Interventions for Accelerated Students
One of the largest and best-performing districts in the country, Fairfax County Public Schools in Fairfax County, Va., serves 175,000 students in 200 schools and has been a PLC at Work district for 10 years. Unlike in the other districts profiled here, most of the Fairfax County students attending intervention periods are advanced and looking for opportunities to pursue their individual interests rather than making up skill deficiencies, says Superintendent Peter Noonan. Interventions include opportunities to focus on STEM areas through such content as National Geographic materials and Jason Project software, which connect students to “real world” science explorations involving the scientific process of inquiry. Students can also work with peer mentors on creative writing.
The biggest impact of PLC at Work, says Noonan, has been in teachers’ increasingly accepting attitudes toward collaboration. A rise in math scores has been one result of this. On the Virginia Standards of Learning state test, sixth-grade students have increased proficiency by 16 percent since 2007. Sixth-graders scoring at the advanced level in math grew from 41 percent to 60 percent in the same period. And the percentage of students proficient in algebra 1 by the end of eighth grade increased from 44 to 64 percent during the same period.
Noonan advises districts to “just dig in and do it” when it comes to implementing PLC at Work. “Understand that over time you’ll just get better and better,” he says.

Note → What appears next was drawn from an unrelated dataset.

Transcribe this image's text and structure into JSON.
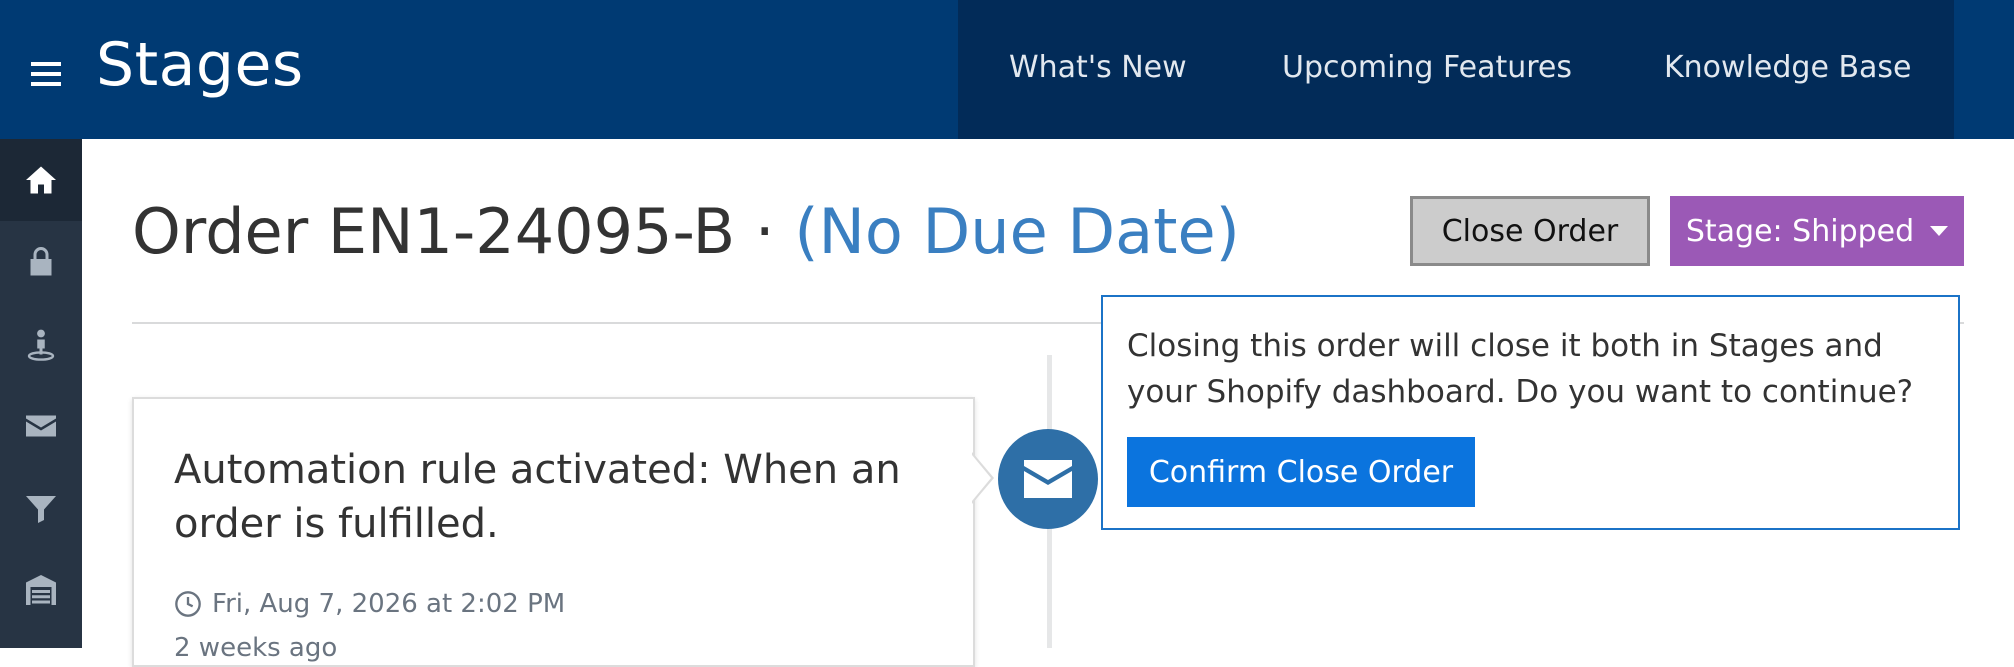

Eric Twadell, the current superintendent of Adlai Stevenson High School District 125, says the culture of collaboration is so deeply embedded in teacher practices that it’s no longer a subject of particular discussion. The district has operated as a Professional Learning Community at Work for 15 years, and sharing success stories with colleagues across the country has become a formalized process through hosted monthly site visits and a yearly mini-conference.
Twadell says that the district has over 50 different intervention programs for struggling students and those seeking enrichment, including mandatory tutoring, guided study, reading programs and mentorships by older students. “Teachers here learn at a higher rate, and students are the beneficiaries,” he says.
Head, Heart and Evidence
Nearly all the districts profiled here have made exponential growth in student achievement despite ongoing shifts in student populations, drastically reduced budgets, economically disadvantaged communities, and the obstacles that come with meeting the needs of large numbers of English language learners. Every superintendent who weighed in said that district teachers insist they can never go back to the traditional, autonomous and isolating approach to instruction.
“When we talk about the program, we make a conscious effort to appeal to the emotions, to remind educators why they got into the profession, and to read testimonials from teachers who found a revived faith in themselves and in the profession,” says Rick DuFour. “I wanted a process in place to support rigor for all kids, and to change the attitude of education from ‘You can succeed if you were born smart’ to ‘You can succeed if you work hard.’ And I think we’re collecting plenty of evidence to show that’s true.”
Susan McLester is a contributing writer to District Administration. She wrote the previous article in this series on Sally Reis and Joe Renzulli.